ACTIVITY
What is the number of lines below that include "JSON"? Give that number alone.

(Element data from apps and pages)

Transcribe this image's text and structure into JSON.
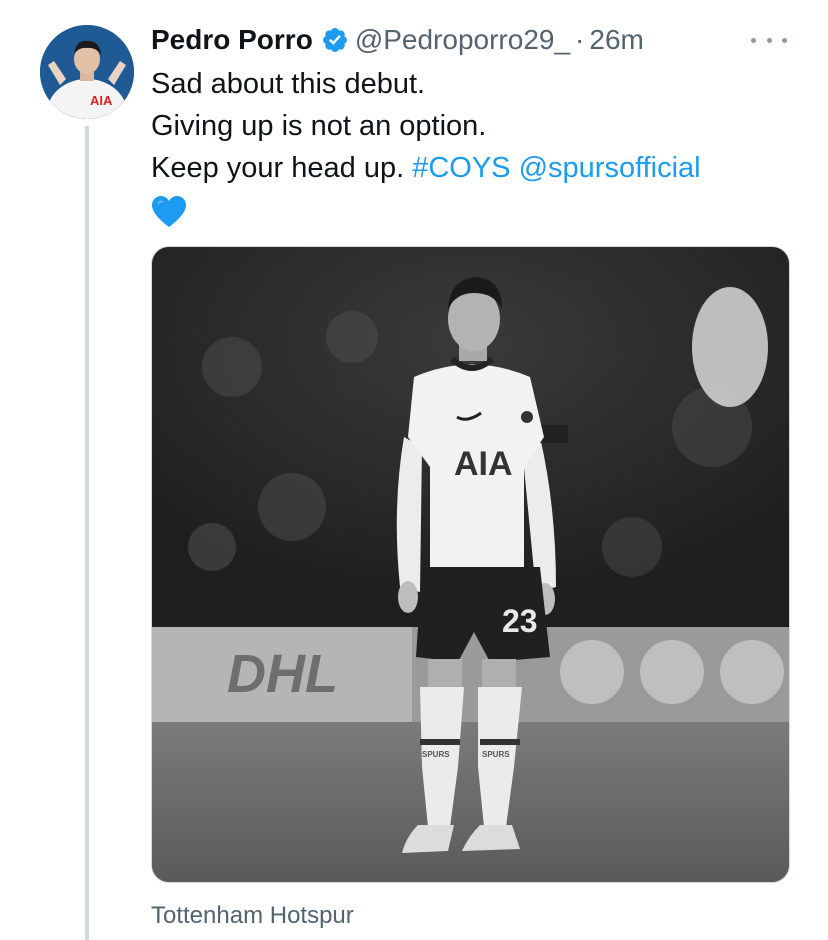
{
  "tweet": {
    "author": {
      "display_name": "Pedro Porro",
      "handle": "@Pedroporro29_",
      "verified": true,
      "avatar_icon": "avatar"
    },
    "separator": "·",
    "timestamp": "26m",
    "more_icon": "more-icon",
    "text": {
      "line1": "Sad about this debut.",
      "line2": "Giving up is not an option.",
      "line3_prefix": "Keep your head up. ",
      "hashtag": "#COYS",
      "mention": "@spursofficial",
      "emoji_icon": "blue-heart-icon"
    },
    "media": {
      "image_icon": "player-photo",
      "jersey_sponsor": "AIA",
      "jersey_number": "23",
      "sock_text": "SPURS",
      "board_text": "DHL"
    },
    "caption": "Tottenham Hotspur"
  },
  "colors": {
    "link": "#1d9bf0",
    "secondary_text": "#536471",
    "verified": "#1d9bf0",
    "heart": "#1d9bf0"
  }
}
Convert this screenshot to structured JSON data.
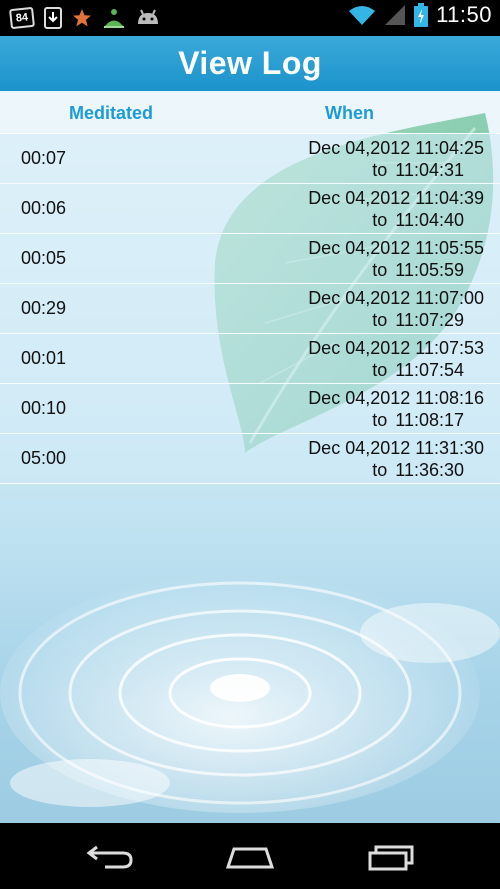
{
  "status_bar": {
    "notification_badge": "84",
    "icons": [
      "download-icon",
      "star-icon",
      "meditation-app-icon",
      "android-icon"
    ],
    "right_icons": [
      "wifi-icon",
      "signal-icon",
      "battery-charging-icon"
    ],
    "time": "11:50"
  },
  "title": "View Log",
  "table": {
    "headers": {
      "meditated": "Meditated",
      "when": "When"
    },
    "to_word": "to",
    "rows": [
      {
        "duration": "00:07",
        "start": "Dec 04,2012 11:04:25",
        "end": "11:04:31"
      },
      {
        "duration": "00:06",
        "start": "Dec 04,2012 11:04:39",
        "end": "11:04:40"
      },
      {
        "duration": "00:05",
        "start": "Dec 04,2012 11:05:55",
        "end": "11:05:59"
      },
      {
        "duration": "00:29",
        "start": "Dec 04,2012 11:07:00",
        "end": "11:07:29"
      },
      {
        "duration": "00:01",
        "start": "Dec 04,2012 11:07:53",
        "end": "11:07:54"
      },
      {
        "duration": "00:10",
        "start": "Dec 04,2012 11:08:16",
        "end": "11:08:17"
      },
      {
        "duration": "05:00",
        "start": "Dec 04,2012 11:31:30",
        "end": "11:36:30"
      }
    ]
  },
  "nav_bar": [
    "back-icon",
    "home-icon",
    "recent-apps-icon"
  ],
  "colors": {
    "title_bar": "#1c93cc",
    "header_text": "#1e9bd6",
    "row_text": "#111111"
  }
}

FINISHED TASK
2